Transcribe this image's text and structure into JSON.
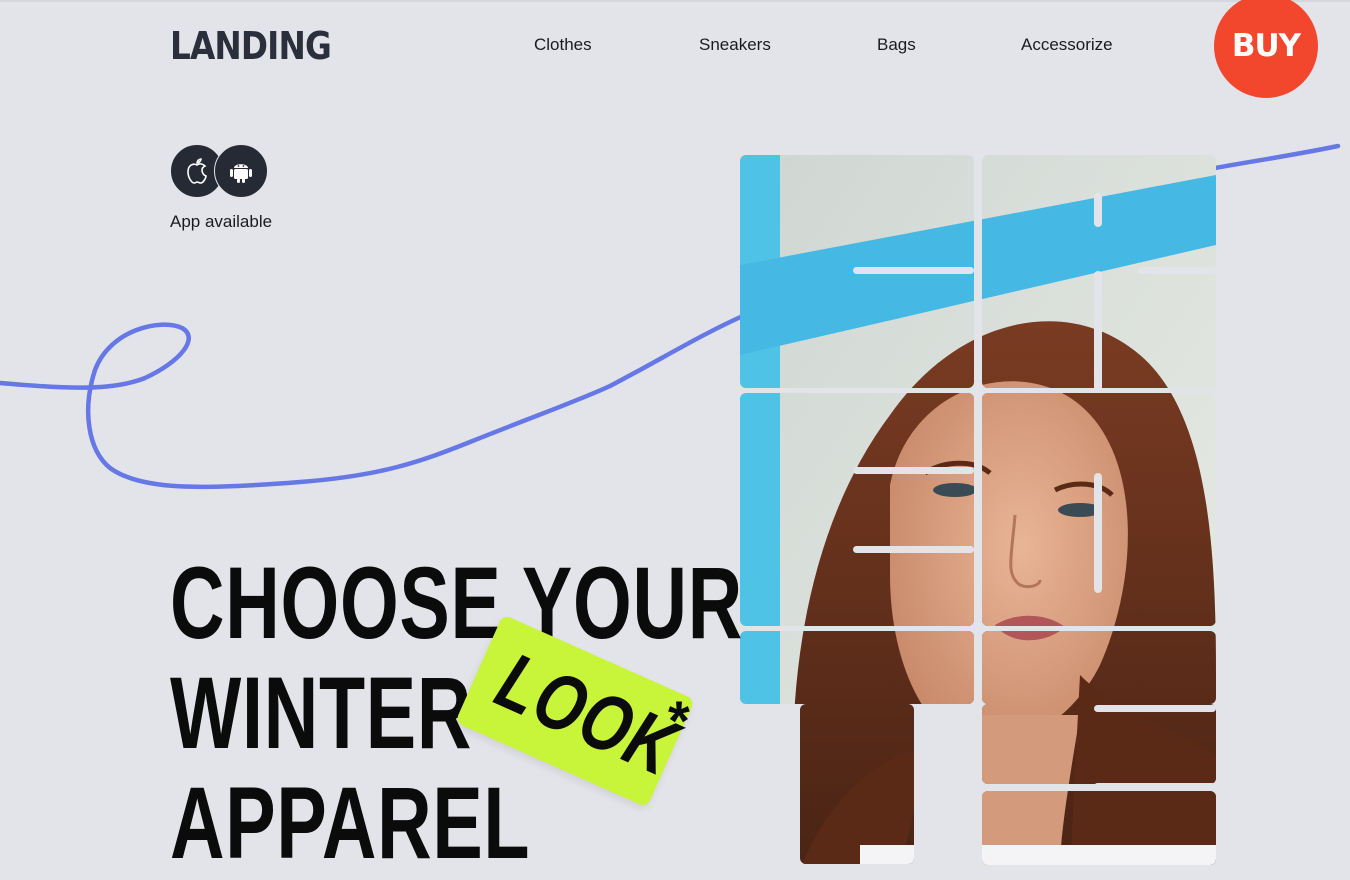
{
  "header": {
    "logo": "LANDING",
    "nav": [
      {
        "label": "Clothes"
      },
      {
        "label": "Sneakers"
      },
      {
        "label": "Bags"
      },
      {
        "label": "Accessorize"
      }
    ],
    "buy_label": "BUY"
  },
  "apps": {
    "label": "App available",
    "icons": [
      "apple-icon",
      "android-icon"
    ]
  },
  "hero": {
    "line1": "CHOOSE YOUR",
    "line2": "WINTER",
    "line3": "APPAREL",
    "tag": "LOOK",
    "asterisk": "*"
  },
  "colors": {
    "background": "#e3e4e9",
    "buy": "#f2462d",
    "tag": "#c8f43a",
    "curve": "#6677e6",
    "icon_circle": "#262a35"
  }
}
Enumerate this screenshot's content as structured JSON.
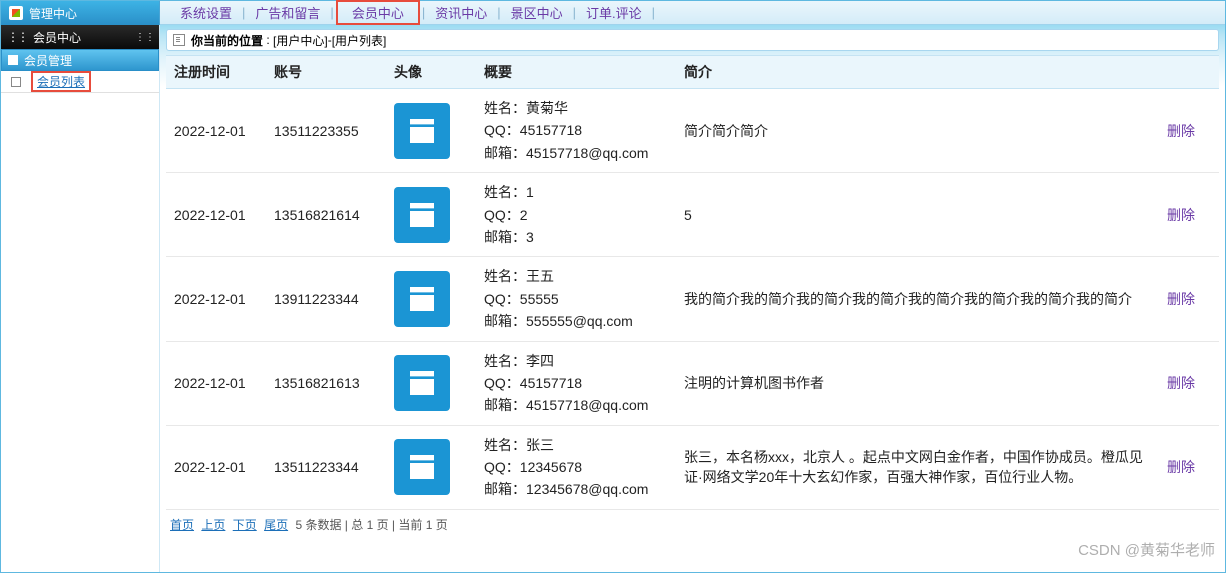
{
  "topbar": {
    "title": "管理中心",
    "nav": [
      "系统设置",
      "广告和留言",
      "会员中心",
      "资讯中心",
      "景区中心",
      "订单.评论"
    ],
    "highlight_index": 2
  },
  "sidebar": {
    "title": "会员中心",
    "group": "会员管理",
    "leaf": "会员列表"
  },
  "breadcrumb": {
    "label": "你当前的位置",
    "path1": "[用户中心]",
    "path2": "[用户列表]"
  },
  "table": {
    "headers": [
      "注册时间",
      "账号",
      "头像",
      "概要",
      "简介",
      ""
    ],
    "summary_labels": {
      "name": "姓名",
      "qq": "QQ",
      "email": "邮箱"
    },
    "delete_label": "删除",
    "rows": [
      {
        "time": "2022-12-01",
        "account": "13511223355",
        "name": "黄菊华",
        "qq": "45157718",
        "email": "45157718@qq.com",
        "intro": "简介简介简介"
      },
      {
        "time": "2022-12-01",
        "account": "13516821614",
        "name": "1",
        "qq": "2",
        "email": "3",
        "intro": "5"
      },
      {
        "time": "2022-12-01",
        "account": "13911223344",
        "name": "王五",
        "qq": "55555",
        "email": "555555@qq.com",
        "intro": "我的简介我的简介我的简介我的简介我的简介我的简介我的简介我的简介"
      },
      {
        "time": "2022-12-01",
        "account": "13516821613",
        "name": "李四",
        "qq": "45157718",
        "email": "45157718@qq.com",
        "intro": "注明的计算机图书作者"
      },
      {
        "time": "2022-12-01",
        "account": "13511223344",
        "name": "张三",
        "qq": "12345678",
        "email": "12345678@qq.com",
        "intro": "张三，本名杨xxx，北京人 。起点中文网白金作者，中国作协成员。橙瓜见证·网络文学20年十大玄幻作家，百强大神作家，百位行业人物。"
      }
    ]
  },
  "pager": {
    "first": "首页",
    "prev": "上页",
    "next": "下页",
    "last": "尾页",
    "info": "5 条数据 | 总 1 页 | 当前 1 页"
  },
  "watermark": "CSDN @黄菊华老师"
}
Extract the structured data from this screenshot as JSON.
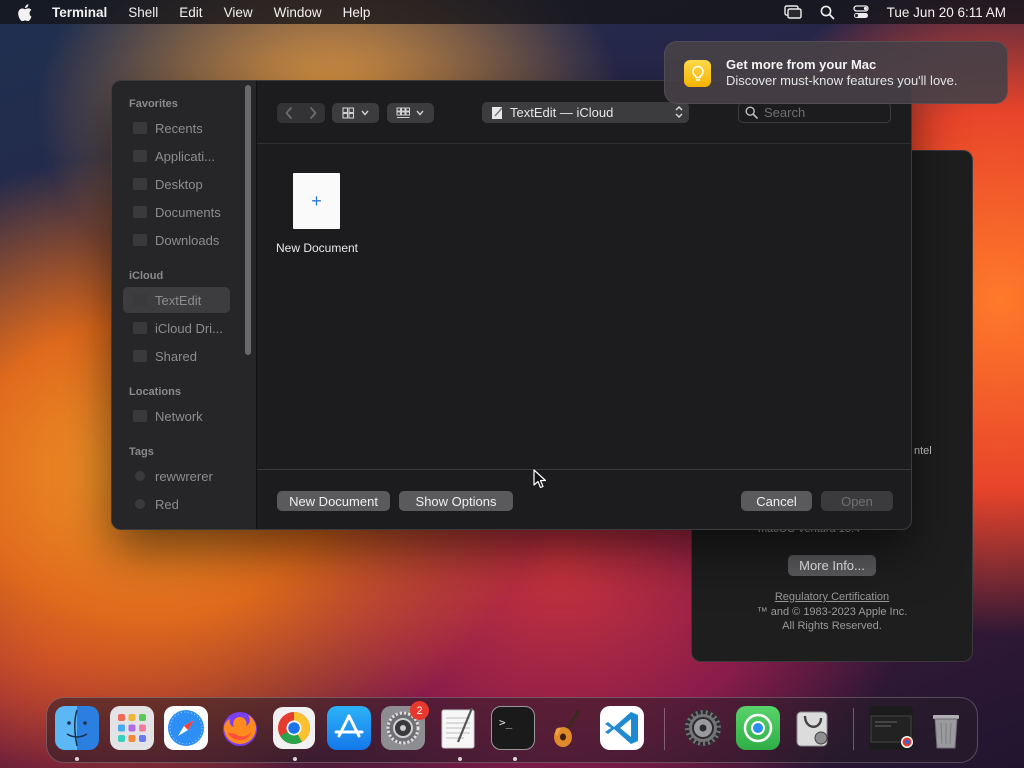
{
  "menubar": {
    "app_name": "Terminal",
    "menus": [
      "Shell",
      "Edit",
      "View",
      "Window",
      "Help"
    ],
    "clock": "Tue Jun 20  6:11 AM",
    "icons": [
      "apple-icon",
      "screen-mirroring-icon",
      "spotlight-search-icon",
      "control-center-icon"
    ]
  },
  "dialog": {
    "sidebar": {
      "favorites_header": "Favorites",
      "favorites": [
        "Recents",
        "Applicati...",
        "Desktop",
        "Documents",
        "Downloads"
      ],
      "icloud_header": "iCloud",
      "icloud": [
        "TextEdit",
        "iCloud Dri...",
        "Shared"
      ],
      "selected": "TextEdit",
      "locations_header": "Locations",
      "locations": [
        "Network"
      ],
      "tags_header": "Tags",
      "tags": [
        "rewwrerer",
        "Red"
      ]
    },
    "toolbar": {
      "location": "TextEdit — iCloud",
      "search_placeholder": "Search"
    },
    "files": [
      {
        "name": "New Document",
        "glyph": "+"
      }
    ],
    "buttons": {
      "new_document": "New Document",
      "show_options": "Show Options",
      "cancel": "Cancel",
      "open": "Open"
    }
  },
  "about_window": {
    "processor_fragment": "ntel",
    "macos_line": "macOS    Ventura 13.4",
    "more_info": "More Info...",
    "regulatory": "Regulatory Certification",
    "copyright": "™ and © 1983-2023 Apple Inc.",
    "rights": "All Rights Reserved."
  },
  "notification": {
    "title": "Get more from your Mac",
    "body": "Discover must-know features you'll love."
  },
  "dock": {
    "apps": [
      "Finder",
      "Launchpad",
      "Safari",
      "Firefox",
      "Chrome",
      "App Store",
      "System Settings",
      "TextEdit",
      "Terminal",
      "GarageBand",
      "Visual Studio Code",
      "System Preferences",
      "Find My",
      "Disk Utility"
    ],
    "extras": [
      "Minimized Window",
      "Trash"
    ],
    "settings_badge": "2"
  },
  "colors": {
    "accent": "#2a7bd6",
    "badge": "#e8372c",
    "notification_icon": "#f4b400"
  }
}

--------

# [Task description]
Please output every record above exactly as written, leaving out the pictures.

# [Answer to the problem]
Transcribe this image's text and structure into JSON.
{
  "header": {
    "logo": "LANDING",
    "nav": [
      {
        "label": "Clothes"
      },
      {
        "label": "Sneakers"
      },
      {
        "label": "Bags"
      },
      {
        "label": "Accessorize"
      }
    ],
    "buy_label": "BUY"
  },
  "apps": {
    "label": "App available",
    "icons": [
      "apple-icon",
      "android-icon"
    ]
  },
  "hero": {
    "line1": "CHOOSE YOUR",
    "line2": "WINTER",
    "line3": "APPAREL",
    "tag": "LOOK",
    "asterisk": "*"
  },
  "colors": {
    "background": "#e3e4e9",
    "buy": "#f2462d",
    "tag": "#c8f43a",
    "curve": "#6677e6",
    "icon_circle": "#262a35"
  }
}
Enumerate this screenshot's content as structured JSON.
{
  "topbar": {
    "title": "管理中心",
    "nav": [
      "系统设置",
      "广告和留言",
      "会员中心",
      "资讯中心",
      "景区中心",
      "订单.评论"
    ],
    "highlight_index": 2
  },
  "sidebar": {
    "title": "会员中心",
    "group": "会员管理",
    "leaf": "会员列表"
  },
  "breadcrumb": {
    "label": "你当前的位置",
    "path1": "[用户中心]",
    "path2": "[用户列表]"
  },
  "table": {
    "headers": [
      "注册时间",
      "账号",
      "头像",
      "概要",
      "简介",
      ""
    ],
    "summary_labels": {
      "name": "姓名",
      "qq": "QQ",
      "email": "邮箱"
    },
    "delete_label": "删除",
    "rows": [
      {
        "time": "2022-12-01",
        "account": "13511223355",
        "name": "黄菊华",
        "qq": "45157718",
        "email": "45157718@qq.com",
        "intro": "简介简介简介"
      },
      {
        "time": "2022-12-01",
        "account": "13516821614",
        "name": "1",
        "qq": "2",
        "email": "3",
        "intro": "5"
      },
      {
        "time": "2022-12-01",
        "account": "13911223344",
        "name": "王五",
        "qq": "55555",
        "email": "555555@qq.com",
        "intro": "我的简介我的简介我的简介我的简介我的简介我的简介我的简介我的简介"
      },
      {
        "time": "2022-12-01",
        "account": "13516821613",
        "name": "李四",
        "qq": "45157718",
        "email": "45157718@qq.com",
        "intro": "注明的计算机图书作者"
      },
      {
        "time": "2022-12-01",
        "account": "13511223344",
        "name": "张三",
        "qq": "12345678",
        "email": "12345678@qq.com",
        "intro": "张三，本名杨xxx，北京人 。起点中文网白金作者，中国作协成员。橙瓜见证·网络文学20年十大玄幻作家，百强大神作家，百位行业人物。"
      }
    ]
  },
  "pager": {
    "first": "首页",
    "prev": "上页",
    "next": "下页",
    "last": "尾页",
    "info": "5 条数据 | 总 1 页 | 当前 1 页"
  },
  "watermark": "CSDN @黄菊华老师"
}
Extract the structured data from this screenshot as JSON.
{
  "menubar": {
    "app_name": "Terminal",
    "menus": [
      "Shell",
      "Edit",
      "View",
      "Window",
      "Help"
    ],
    "clock": "Tue Jun 20  6:11 AM",
    "icons": [
      "apple-icon",
      "screen-mirroring-icon",
      "spotlight-search-icon",
      "control-center-icon"
    ]
  },
  "dialog": {
    "sidebar": {
      "favorites_header": "Favorites",
      "favorites": [
        "Recents",
        "Applicati...",
        "Desktop",
        "Documents",
        "Downloads"
      ],
      "icloud_header": "iCloud",
      "icloud": [
        "TextEdit",
        "iCloud Dri...",
        "Shared"
      ],
      "selected": "TextEdit",
      "locations_header": "Locations",
      "locations": [
        "Network"
      ],
      "tags_header": "Tags",
      "tags": [
        "rewwrerer",
        "Red"
      ]
    },
    "toolbar": {
      "location": "TextEdit — iCloud",
      "search_placeholder": "Search"
    },
    "files": [
      {
        "name": "New Document",
        "glyph": "+"
      }
    ],
    "buttons": {
      "new_document": "New Document",
      "show_options": "Show Options",
      "cancel": "Cancel",
      "open": "Open"
    }
  },
  "about_window": {
    "processor_fragment": "ntel",
    "macos_line": "macOS    Ventura 13.4",
    "more_info": "More Info...",
    "regulatory": "Regulatory Certification",
    "copyright": "™ and © 1983-2023 Apple Inc.",
    "rights": "All Rights Reserved."
  },
  "notification": {
    "title": "Get more from your Mac",
    "body": "Discover must-know features you'll love."
  },
  "dock": {
    "apps": [
      "Finder",
      "Launchpad",
      "Safari",
      "Firefox",
      "Chrome",
      "App Store",
      "System Settings",
      "TextEdit",
      "Terminal",
      "GarageBand",
      "Visual Studio Code",
      "System Preferences",
      "Find My",
      "Disk Utility"
    ],
    "extras": [
      "Minimized Window",
      "Trash"
    ],
    "settings_badge": "2"
  },
  "colors": {
    "accent": "#2a7bd6",
    "badge": "#e8372c",
    "notification_icon": "#f4b400"
  }
}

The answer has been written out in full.